There’s no hotter topic in South Carolina right now than politics, for obvious reasons. With both major parties hosting presidential debates in Charleston and Greenville over the last month, and with primaries scheduled for this weekend and next, the political process is in full swing – and full throat.
For those of us in the startup funding world, there’s another hot topic that is entering a primary season of its own. On May 16, long-awaited crowdfunding rules will go into effect allowing entrepreneurs to sell equity in their businesses via crowdfunding equity platforms. Prior to May 16, startups can only raise funds from accredited investors (who meet income or net worth standards established by the Securities and Exchange Commission), but the new rules allow any person to invest, with certain restrictions on how much based on income and wealth.
The outcomes on both the political and crowdfunding fronts have the potential to create momentous implications – or to end up being much ado about not a whole lot, with little ultimate practical impact.
We will leave the political analysis to the pundits, but on the crowdfunding front, we are willing to take a partisan point of view. In general, we are in favor of increased access to capital and less friction and restriction regarding how individuals choose to allocate their resources. We hope that equity crowdfunding will ultimately provide a more efficient and accessible market for allocating capital to worthy startups of many stripes – while providing adequate returns for the risks taken by investors.
However, the risks associated with the brave new world of equity crowdfunding will be significant for both entrepreneurs and investors, particularly in the short term as the market adjusts to the new rules. With nearly 600 pages of SEC rules governing the implementation of Title III of the JOBS Act, which authorized equity crowdfunding, there will be inevitable pitfalls to navigate.
We don’t have space here to enumerate all the issues we anticipate from the equity crowdfunding rules, but suffice it to say there will be a high burden for entrepreneurs (and crowdfunding platforms) to remain in compliance – both in time and money. So our advice to entrepreneurs is to tread carefully, do your due diligence on any crowdfunding site you use, and make sure you engage a knowledgeable securities lawyer. Additionally, be aware that if you do raise money via equity crowdfunding, the complexities and risks of having many small, unaccredited shareholders may dissuade other investors (including UCAN and SCAN) from investing in later rounds.
For would-be investors, the new rules will allow access to a new world of investment opportunities – many of which will surely be of dubious quality – so we continue to stress the importance of looking past the hype with thorough due diligence (which of course is one of the key benefits of angel groups like ours).
We will be keeping tabs on the impact of the new rules and will likely write more on the topic as some of the dust settles after implementation.
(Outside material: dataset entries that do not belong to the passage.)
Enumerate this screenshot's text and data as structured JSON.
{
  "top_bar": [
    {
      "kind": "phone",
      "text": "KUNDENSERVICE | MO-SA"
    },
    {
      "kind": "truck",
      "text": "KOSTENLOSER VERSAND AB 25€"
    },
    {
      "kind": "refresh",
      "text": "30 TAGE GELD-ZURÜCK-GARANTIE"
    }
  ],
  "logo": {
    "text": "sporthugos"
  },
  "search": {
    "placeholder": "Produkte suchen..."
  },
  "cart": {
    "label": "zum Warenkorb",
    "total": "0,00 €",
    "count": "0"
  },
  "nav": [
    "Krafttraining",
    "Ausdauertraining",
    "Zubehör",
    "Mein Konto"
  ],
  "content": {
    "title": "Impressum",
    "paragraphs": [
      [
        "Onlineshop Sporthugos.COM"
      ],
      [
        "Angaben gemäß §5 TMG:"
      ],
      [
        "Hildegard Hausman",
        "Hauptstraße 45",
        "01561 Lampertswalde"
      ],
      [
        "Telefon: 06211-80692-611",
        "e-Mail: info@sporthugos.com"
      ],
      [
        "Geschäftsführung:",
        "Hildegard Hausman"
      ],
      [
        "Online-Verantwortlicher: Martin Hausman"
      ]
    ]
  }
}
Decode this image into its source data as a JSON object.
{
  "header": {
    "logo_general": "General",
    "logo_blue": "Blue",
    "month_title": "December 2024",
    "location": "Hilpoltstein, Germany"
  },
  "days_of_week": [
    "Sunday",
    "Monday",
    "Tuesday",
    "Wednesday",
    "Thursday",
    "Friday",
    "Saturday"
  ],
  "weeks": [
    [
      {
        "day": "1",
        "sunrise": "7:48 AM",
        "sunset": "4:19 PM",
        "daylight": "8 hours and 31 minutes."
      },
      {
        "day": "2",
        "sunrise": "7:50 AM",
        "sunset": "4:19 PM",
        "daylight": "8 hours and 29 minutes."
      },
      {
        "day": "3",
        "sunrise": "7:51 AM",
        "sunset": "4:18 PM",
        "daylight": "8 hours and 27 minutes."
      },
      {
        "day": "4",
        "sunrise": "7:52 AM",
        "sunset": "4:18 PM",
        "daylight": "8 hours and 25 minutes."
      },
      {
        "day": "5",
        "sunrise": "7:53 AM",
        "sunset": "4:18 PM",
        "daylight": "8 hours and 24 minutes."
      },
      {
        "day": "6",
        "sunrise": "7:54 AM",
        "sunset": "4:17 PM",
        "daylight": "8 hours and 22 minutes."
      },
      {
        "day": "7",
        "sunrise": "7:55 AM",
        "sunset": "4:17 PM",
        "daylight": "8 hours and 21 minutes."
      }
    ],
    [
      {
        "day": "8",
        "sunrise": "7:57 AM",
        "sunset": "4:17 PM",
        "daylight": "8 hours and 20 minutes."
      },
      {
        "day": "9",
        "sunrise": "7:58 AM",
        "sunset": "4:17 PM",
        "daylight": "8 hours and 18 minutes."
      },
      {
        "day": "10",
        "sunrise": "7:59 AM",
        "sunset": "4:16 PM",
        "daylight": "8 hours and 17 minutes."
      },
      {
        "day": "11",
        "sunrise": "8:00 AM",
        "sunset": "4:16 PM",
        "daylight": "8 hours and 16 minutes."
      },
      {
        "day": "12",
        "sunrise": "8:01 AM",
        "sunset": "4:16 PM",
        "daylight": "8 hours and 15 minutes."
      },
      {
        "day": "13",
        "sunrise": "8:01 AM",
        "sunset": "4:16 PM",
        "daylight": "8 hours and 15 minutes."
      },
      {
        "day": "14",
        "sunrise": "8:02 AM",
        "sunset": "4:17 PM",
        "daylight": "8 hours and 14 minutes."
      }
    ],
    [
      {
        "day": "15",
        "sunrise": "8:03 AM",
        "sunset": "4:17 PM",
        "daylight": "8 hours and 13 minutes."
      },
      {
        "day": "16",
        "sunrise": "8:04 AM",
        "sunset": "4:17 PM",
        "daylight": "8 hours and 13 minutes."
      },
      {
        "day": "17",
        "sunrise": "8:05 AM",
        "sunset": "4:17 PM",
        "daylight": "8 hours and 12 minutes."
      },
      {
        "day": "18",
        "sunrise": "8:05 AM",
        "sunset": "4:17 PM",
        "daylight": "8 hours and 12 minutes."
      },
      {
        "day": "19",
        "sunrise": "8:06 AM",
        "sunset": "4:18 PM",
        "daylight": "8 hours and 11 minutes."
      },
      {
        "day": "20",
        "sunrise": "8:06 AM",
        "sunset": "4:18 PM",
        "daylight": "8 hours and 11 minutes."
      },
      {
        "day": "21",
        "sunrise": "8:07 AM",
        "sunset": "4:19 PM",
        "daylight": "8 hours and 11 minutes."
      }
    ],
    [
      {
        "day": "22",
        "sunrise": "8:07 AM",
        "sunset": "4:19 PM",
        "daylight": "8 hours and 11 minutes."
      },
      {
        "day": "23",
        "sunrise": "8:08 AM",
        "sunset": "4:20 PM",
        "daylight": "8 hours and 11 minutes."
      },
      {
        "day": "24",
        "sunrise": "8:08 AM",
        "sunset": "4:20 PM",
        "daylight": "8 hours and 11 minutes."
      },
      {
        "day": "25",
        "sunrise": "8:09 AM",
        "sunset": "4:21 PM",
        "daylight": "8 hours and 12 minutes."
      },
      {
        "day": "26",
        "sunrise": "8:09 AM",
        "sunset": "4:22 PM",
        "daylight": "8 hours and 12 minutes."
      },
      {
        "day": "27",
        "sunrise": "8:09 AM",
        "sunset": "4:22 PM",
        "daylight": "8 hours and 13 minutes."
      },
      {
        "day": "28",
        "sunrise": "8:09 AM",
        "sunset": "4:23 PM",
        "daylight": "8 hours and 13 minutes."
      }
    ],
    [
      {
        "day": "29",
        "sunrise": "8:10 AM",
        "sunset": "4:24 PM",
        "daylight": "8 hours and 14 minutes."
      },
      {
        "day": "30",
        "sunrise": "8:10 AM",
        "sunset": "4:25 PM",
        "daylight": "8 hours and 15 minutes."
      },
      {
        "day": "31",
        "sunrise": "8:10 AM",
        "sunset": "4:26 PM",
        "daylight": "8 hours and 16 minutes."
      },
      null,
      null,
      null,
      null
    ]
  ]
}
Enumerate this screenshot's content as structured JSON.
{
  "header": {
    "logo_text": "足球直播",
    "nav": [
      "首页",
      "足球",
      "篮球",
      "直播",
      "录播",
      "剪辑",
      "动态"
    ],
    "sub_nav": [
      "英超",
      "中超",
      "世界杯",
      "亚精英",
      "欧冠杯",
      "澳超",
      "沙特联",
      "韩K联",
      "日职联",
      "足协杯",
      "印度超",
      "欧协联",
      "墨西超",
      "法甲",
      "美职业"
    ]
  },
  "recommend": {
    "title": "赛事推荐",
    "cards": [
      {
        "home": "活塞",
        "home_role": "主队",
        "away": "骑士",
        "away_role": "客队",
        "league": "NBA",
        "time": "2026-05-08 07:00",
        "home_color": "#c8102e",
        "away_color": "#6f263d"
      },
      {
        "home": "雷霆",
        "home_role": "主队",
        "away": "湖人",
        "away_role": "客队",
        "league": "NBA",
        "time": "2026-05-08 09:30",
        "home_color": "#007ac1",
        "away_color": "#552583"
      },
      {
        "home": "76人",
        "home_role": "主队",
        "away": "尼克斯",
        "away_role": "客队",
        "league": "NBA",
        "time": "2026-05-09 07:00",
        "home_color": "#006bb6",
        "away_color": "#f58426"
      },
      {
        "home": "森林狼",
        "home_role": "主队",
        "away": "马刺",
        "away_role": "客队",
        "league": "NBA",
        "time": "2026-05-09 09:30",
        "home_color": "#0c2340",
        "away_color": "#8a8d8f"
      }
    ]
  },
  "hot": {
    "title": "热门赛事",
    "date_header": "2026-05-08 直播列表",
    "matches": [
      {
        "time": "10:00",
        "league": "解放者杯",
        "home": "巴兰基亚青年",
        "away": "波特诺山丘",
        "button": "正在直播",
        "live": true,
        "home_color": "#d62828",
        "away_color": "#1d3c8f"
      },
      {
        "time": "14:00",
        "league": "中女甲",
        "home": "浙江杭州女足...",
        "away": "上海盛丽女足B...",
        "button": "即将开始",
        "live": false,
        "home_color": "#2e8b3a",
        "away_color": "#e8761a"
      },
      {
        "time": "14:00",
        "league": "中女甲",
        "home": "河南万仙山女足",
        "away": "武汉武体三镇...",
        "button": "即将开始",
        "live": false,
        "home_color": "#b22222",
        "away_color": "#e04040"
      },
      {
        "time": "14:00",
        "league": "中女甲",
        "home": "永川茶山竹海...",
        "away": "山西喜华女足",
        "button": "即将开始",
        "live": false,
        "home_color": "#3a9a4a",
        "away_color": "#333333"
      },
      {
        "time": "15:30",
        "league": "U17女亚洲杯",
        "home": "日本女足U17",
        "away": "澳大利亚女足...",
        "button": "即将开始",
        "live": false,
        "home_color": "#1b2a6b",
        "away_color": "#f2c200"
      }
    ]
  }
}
In the meantime, given the current intersection of the two hot topics of crowdfunding and politics, it’s an ideal time to announce our newest investment from UCAN and the South Carolina Angel Network: Crowdr.tv.
Crowdr.tv, based in Charleston, is a (non-equity) crowdfunding platform that is the first to incorporate live streaming into its user experience. Like other legal crowdfunding sites on the market today that help launch new products via pre-orders or that raise funds to support causes, Crowdr is not raising equity investments for companies. Instead, Crowdr for the first time allows a fundraiser to live stream a message to an audience while simultaneously collecting funds for a cause.
The company’s first use case, not surprisingly, is on the political fundraising front. The founders of the company, Michael Stevens and Zach Pippin, have extensive backgrounds in campaign marketing and digital strategy, and they have observed firsthand the declining effectiveness of email campaigns and static fundraising sites. They developed Crowdr to give candidates an opportunity to engage with their audience with transparency on a much broader scale than local town halls, with more richness and engagement than typical email solicitations.
By integrating the Crowdr.tv sessions with Facebook, Crowdr allows the “Crowdcaster” to reach a wide but connected audience than can potentially grow virally as comments and questions are shared on participants’ timelines. For politicians at local and national levels who require a steady stream of funding to keep campaigns alive, Crowdr gives them a highly effective new tool to enhance their fundraising efforts.
Of course the platform is not limited to politics – other nonprofits and educators can use it too. A Midlands school has already signed up to raise funds during an upcoming student play, and Venture Carolina will use it to offer a pitch workshop on Feb. 25.
While the eyes of the nation are on South Carolina in the coming days for primary season, Crowdr aims to keep those eyes coming back for a long time to come. UCAN and SCAN are proud to support the Crowdr team, and regardless of your politics, we hope you’ll check out a Crowdcast soon at crowdr.tv.